The contours of what lies ahead for the two “Belene” reactors could be traced back to the seemingly inexplicable moves by the Bulgarian government, deciding not to appeal the ruling of the court of arbitration but to pay the bill for the reactors. With evidence piling up that resale and alternative use abroad is not being considered as a credible option, the scenarios for home utilization are gathering momentum in election season.
Some of the leading parties have already vouched to close polluting coal-based power generation until 2030 in order to meet more stringent EU environmental regulation. Few people would acknowledge and accept an earlier closure of an existing power generation unit; even fewer would bother to dig into impact assessment or risk analyses.
The shutting down of the Maritza East blocks, without a clear-cut welfare and job substitution strategy, would shatter living standards for at least 60,000 people living in the Stara Zagora and Haskovo regions. Coal-based energy is likely to be wound up – in the horizon of the next of 30-50 years – either through imposing higher environmental protection standards or loss of market shares due to lack of competitiveness, unacceptable level of state support or rigid response to a volatile market.
Lignite coal is produced in Maritsa Iztok mines and bought at regulated price without any reference to market demand and supply volatility, which means state subsidies.

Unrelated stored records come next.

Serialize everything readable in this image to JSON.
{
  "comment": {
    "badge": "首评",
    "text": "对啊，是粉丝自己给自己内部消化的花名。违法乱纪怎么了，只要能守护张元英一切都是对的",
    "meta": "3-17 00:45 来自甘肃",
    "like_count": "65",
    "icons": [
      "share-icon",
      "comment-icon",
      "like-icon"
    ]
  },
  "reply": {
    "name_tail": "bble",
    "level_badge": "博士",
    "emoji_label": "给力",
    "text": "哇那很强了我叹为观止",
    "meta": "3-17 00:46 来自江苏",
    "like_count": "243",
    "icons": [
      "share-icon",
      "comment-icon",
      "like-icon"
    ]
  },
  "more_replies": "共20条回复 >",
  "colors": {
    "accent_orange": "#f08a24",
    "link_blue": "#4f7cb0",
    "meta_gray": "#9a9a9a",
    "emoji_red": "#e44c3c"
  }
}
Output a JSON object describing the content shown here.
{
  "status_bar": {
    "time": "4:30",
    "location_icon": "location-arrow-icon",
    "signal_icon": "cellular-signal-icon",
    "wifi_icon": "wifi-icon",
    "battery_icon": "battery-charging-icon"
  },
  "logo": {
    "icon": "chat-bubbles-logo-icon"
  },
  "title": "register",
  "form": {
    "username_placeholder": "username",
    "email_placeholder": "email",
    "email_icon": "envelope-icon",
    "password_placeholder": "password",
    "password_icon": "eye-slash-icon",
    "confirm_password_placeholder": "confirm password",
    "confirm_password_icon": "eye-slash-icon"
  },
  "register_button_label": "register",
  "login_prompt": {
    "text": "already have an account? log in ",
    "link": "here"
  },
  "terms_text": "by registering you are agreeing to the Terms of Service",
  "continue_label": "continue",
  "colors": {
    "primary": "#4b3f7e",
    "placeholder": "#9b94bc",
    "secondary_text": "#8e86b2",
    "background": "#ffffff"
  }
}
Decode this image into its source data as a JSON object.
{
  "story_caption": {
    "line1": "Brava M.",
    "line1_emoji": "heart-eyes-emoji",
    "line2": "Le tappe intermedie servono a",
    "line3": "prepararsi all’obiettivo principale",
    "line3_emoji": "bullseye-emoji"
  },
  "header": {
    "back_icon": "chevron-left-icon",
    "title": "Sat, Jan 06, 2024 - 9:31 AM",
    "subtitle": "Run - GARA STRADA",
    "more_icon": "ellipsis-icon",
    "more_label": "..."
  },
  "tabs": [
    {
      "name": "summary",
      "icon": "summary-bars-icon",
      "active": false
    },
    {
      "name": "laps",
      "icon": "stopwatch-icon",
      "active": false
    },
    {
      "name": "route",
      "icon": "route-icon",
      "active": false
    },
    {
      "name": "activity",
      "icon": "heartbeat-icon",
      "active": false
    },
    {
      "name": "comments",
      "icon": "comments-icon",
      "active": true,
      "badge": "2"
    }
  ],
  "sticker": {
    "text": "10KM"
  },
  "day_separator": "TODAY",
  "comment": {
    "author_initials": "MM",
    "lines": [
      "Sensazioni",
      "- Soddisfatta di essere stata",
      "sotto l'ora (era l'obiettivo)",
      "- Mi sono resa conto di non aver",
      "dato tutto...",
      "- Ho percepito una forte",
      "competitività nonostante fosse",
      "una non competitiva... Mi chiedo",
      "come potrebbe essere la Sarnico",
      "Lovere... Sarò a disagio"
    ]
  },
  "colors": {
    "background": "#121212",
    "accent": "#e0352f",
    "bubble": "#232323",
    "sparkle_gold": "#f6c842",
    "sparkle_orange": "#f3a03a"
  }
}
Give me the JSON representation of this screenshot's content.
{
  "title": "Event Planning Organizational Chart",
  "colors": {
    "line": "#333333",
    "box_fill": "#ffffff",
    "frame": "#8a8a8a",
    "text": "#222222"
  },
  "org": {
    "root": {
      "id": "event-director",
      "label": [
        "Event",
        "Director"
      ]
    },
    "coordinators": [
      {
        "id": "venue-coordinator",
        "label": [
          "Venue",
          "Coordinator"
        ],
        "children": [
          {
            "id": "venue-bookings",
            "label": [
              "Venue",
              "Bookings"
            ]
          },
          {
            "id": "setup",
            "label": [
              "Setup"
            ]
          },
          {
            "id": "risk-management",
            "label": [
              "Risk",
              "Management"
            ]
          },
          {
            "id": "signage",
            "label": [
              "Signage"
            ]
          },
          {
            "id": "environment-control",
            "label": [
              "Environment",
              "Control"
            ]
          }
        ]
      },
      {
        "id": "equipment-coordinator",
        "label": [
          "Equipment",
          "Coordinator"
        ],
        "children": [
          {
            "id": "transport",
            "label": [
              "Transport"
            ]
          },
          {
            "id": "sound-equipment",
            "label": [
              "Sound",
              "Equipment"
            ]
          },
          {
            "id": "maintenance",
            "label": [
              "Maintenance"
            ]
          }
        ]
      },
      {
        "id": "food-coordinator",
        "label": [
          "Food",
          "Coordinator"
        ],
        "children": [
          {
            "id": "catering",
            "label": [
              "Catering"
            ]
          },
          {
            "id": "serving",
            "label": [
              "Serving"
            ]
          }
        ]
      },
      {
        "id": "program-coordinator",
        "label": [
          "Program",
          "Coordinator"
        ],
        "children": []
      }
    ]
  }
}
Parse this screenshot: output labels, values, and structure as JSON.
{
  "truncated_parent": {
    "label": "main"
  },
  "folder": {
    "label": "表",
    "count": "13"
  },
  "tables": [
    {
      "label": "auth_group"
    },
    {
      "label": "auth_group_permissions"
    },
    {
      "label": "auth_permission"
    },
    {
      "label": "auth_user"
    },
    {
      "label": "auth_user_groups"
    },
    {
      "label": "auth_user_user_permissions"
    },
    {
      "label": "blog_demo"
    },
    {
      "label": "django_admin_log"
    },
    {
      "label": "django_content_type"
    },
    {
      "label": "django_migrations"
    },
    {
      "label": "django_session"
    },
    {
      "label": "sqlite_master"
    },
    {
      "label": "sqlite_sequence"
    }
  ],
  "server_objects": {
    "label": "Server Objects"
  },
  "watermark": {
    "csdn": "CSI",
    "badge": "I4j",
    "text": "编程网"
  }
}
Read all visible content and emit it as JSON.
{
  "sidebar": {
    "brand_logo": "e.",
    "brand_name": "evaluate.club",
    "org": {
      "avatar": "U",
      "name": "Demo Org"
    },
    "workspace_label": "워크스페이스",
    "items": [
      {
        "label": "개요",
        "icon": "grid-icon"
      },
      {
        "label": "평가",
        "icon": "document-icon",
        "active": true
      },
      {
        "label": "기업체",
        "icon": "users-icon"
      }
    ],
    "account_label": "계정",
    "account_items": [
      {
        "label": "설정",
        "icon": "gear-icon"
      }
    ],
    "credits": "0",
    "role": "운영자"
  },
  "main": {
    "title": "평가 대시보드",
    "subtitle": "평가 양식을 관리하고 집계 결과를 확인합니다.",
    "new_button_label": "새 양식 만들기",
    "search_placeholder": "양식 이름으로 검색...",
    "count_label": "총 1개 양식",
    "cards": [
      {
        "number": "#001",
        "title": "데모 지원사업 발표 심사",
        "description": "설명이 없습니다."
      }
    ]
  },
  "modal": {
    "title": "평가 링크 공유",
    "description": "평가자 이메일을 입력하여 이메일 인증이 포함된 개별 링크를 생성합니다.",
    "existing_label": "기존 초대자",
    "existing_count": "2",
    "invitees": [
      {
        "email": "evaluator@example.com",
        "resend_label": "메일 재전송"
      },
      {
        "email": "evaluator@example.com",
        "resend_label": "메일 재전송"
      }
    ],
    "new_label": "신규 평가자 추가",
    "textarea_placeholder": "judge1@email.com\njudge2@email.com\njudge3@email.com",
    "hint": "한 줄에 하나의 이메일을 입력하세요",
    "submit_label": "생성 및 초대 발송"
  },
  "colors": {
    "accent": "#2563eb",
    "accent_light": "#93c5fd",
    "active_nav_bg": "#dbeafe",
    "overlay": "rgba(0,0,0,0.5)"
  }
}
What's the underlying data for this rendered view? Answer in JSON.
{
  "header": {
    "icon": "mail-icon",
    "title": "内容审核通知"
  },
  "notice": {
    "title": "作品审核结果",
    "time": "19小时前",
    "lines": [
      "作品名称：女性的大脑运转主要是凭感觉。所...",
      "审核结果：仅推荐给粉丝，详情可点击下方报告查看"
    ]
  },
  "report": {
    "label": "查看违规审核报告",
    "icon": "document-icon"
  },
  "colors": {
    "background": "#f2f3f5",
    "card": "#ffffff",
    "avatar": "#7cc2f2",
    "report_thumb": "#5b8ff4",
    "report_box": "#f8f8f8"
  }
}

The upside is that the value chain is totally within Bulgaria’s control – therefore immune to market turbulence, supply breakdowns and exogenous security risks. Being energy resources poor, the country is vulnerable for its energy supplies of nuclear fuel, oil and gas to factors beyond its control. To say nothing of the inherent and unmanageable security hazard that any nuclear reactor presents.
Henceforth, replacement of the main coal-based energy security pillar is neither a quick nor a necessary risk-free or cost-efficient step. The phased decommissioning of Maritza East TPPs does not have to be preordained and replaced by a new nuclear power generation unit, regardless of the expenditures so far in pursuit of the NPP Belene’s ‘grand’ reasoning.
Considering the context of the forthcoming general parliamentary elections, the easy talk of premature closure of the Maritza East – without the required analytical depth and alternatives risk-reward based strategy – is not only irresponsible, but constitutes a deadly attack on national security at a critical juncture in Bulgaria’s development.
Grand Slams come natural with Grand Coalitions and grand losses.